|Posted by Dr. Jessica Spencer on October 23, 2011 at 11:35 AM|
By PARADISE AFSHAR
BRADENTON -- Jessica Williams wants to change her community.
And she’s taking steps to make it happen.
At 16 years old, the Central High School junior has joined the Manatee Youth Commission and is among 18 students from across the county who want to have a more proactive role in Manatee.
“I want to change things in the community and become a leader,” Jessica said Saturday at the commission’s inaugural meeting in the Central Library.
“A lot of young people see what’s going on in our community and have good ideas to bring about change. We are concerned about teen pregnancy, drugs and alcohol, and have solutions to fix those problems.”
The new initiative is aimed at engaging youth in government and local decision-making, and building the next generation of government leaders.
Local state Rep. Greg Steube and Manatee County Commissioner Michael Gallen support the cause and spoke to about a dozen students Saturday about the importance of youth in decision-making.
“It’s good to see them getting involved like this,” said Steube, who encouraged the students to follow their dreams and to get involved with local government. “I want to encourage you to stay involved. That’s part of what leadership is about -- taking initiative and staying active.”

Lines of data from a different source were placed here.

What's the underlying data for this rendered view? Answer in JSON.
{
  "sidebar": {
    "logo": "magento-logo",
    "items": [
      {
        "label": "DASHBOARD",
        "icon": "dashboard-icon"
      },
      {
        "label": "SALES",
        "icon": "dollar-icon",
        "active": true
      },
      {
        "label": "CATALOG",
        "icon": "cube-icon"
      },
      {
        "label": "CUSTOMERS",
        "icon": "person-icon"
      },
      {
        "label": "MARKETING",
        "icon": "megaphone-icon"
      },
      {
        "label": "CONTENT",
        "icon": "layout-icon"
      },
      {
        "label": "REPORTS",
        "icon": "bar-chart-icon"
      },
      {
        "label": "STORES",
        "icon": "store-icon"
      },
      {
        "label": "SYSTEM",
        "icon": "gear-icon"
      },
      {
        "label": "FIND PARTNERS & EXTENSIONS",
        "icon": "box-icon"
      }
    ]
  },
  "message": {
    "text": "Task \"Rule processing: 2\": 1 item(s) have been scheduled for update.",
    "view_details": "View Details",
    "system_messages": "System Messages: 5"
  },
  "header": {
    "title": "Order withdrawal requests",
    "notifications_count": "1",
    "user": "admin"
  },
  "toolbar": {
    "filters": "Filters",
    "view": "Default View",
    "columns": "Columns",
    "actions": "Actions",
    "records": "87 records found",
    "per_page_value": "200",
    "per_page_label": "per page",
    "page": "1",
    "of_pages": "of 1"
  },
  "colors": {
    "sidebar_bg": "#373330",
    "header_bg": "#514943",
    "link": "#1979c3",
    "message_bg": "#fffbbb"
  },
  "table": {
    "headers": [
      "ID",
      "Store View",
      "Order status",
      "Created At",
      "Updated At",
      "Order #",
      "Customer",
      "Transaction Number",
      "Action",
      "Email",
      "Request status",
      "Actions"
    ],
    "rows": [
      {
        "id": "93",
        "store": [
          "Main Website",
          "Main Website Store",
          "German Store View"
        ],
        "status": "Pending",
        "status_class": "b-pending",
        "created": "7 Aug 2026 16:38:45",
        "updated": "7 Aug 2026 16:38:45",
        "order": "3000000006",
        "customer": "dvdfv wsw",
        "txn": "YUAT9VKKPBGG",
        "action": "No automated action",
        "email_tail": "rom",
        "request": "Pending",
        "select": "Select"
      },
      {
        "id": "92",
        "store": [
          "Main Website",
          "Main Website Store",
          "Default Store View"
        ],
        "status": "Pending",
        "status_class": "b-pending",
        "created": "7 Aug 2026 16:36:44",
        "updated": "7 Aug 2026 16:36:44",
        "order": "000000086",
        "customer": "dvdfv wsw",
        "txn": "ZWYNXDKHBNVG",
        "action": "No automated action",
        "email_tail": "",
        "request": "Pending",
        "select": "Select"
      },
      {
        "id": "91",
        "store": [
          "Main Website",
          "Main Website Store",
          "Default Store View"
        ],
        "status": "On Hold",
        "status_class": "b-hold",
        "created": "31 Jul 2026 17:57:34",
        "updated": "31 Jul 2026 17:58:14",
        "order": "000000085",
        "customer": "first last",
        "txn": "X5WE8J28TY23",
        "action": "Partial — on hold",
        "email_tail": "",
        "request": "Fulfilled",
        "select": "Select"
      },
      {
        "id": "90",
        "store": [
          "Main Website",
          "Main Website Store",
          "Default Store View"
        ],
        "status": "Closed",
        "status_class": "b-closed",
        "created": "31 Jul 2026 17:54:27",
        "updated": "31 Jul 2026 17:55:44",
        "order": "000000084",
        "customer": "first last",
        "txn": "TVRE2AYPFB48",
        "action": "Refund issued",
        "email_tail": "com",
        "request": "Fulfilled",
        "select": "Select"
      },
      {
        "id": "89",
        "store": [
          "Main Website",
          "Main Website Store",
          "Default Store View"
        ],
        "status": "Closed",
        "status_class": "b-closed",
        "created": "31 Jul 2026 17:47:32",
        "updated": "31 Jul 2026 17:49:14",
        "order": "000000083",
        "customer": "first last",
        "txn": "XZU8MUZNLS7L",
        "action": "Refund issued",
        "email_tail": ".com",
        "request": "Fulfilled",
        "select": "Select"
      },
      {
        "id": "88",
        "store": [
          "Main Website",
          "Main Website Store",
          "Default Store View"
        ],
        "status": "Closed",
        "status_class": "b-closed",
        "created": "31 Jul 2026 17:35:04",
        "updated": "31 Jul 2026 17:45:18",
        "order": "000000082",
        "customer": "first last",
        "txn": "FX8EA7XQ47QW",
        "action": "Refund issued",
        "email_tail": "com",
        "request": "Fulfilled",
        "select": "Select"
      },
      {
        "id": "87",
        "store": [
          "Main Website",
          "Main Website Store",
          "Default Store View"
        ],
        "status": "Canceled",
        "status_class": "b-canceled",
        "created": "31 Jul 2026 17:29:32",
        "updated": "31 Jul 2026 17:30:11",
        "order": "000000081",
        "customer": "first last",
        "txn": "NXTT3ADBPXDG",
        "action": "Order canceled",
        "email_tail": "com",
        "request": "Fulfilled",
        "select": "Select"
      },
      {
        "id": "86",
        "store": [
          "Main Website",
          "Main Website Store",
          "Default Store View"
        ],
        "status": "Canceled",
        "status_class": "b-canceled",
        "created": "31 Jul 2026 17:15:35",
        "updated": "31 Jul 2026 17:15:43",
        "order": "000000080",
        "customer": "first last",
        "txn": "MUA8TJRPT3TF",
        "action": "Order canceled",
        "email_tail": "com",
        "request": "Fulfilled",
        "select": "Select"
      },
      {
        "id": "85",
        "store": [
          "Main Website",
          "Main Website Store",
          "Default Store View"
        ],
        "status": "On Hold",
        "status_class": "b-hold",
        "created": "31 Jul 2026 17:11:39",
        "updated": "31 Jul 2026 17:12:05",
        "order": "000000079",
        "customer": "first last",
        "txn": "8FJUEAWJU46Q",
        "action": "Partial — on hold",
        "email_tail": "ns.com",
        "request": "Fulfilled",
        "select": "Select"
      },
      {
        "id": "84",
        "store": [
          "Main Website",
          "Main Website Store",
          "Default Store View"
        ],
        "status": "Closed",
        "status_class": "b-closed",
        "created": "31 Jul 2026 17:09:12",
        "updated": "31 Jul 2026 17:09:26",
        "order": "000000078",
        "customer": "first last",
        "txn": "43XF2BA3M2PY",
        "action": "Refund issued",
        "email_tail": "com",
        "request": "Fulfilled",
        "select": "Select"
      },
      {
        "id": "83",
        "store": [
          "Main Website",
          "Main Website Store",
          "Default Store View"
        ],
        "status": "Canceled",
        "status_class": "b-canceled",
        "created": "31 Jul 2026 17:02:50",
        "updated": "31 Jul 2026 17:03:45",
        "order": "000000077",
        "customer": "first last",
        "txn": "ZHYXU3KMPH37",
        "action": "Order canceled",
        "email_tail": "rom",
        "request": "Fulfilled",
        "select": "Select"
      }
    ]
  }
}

Gallen said he was impressed with the level of interest the students have in government.
“I could tell they were certainly engaged and really wanted to learn,” he said. “I would love to keep coming back and talking with them. I think it’s important that they get involved.”
He and Steube answered questions about their career paths and explained how local and state government work, going over everything from how a bill becomes a law to their salaries.
“I learned a lot about what government does and what it does for us,” said Kristen Truong, 16, a junior at Bradenton Christian.
Kristen said she’s looking forward to the commission tackling issues such as teen bullying and coming up with solutions to issues that impact youth.
Topics discussed Saturday ran the gamut from bullying to teen pregnancy, and drug use to activities that would prevent teens from making bad choices because of boredom.
“This is beyond what I could have imagined,” said Jennifer Radebach, a member of the Children’s Services advisory board in Manatee County who also helped generate private funding for the commission.
“It’s been phenomenal.”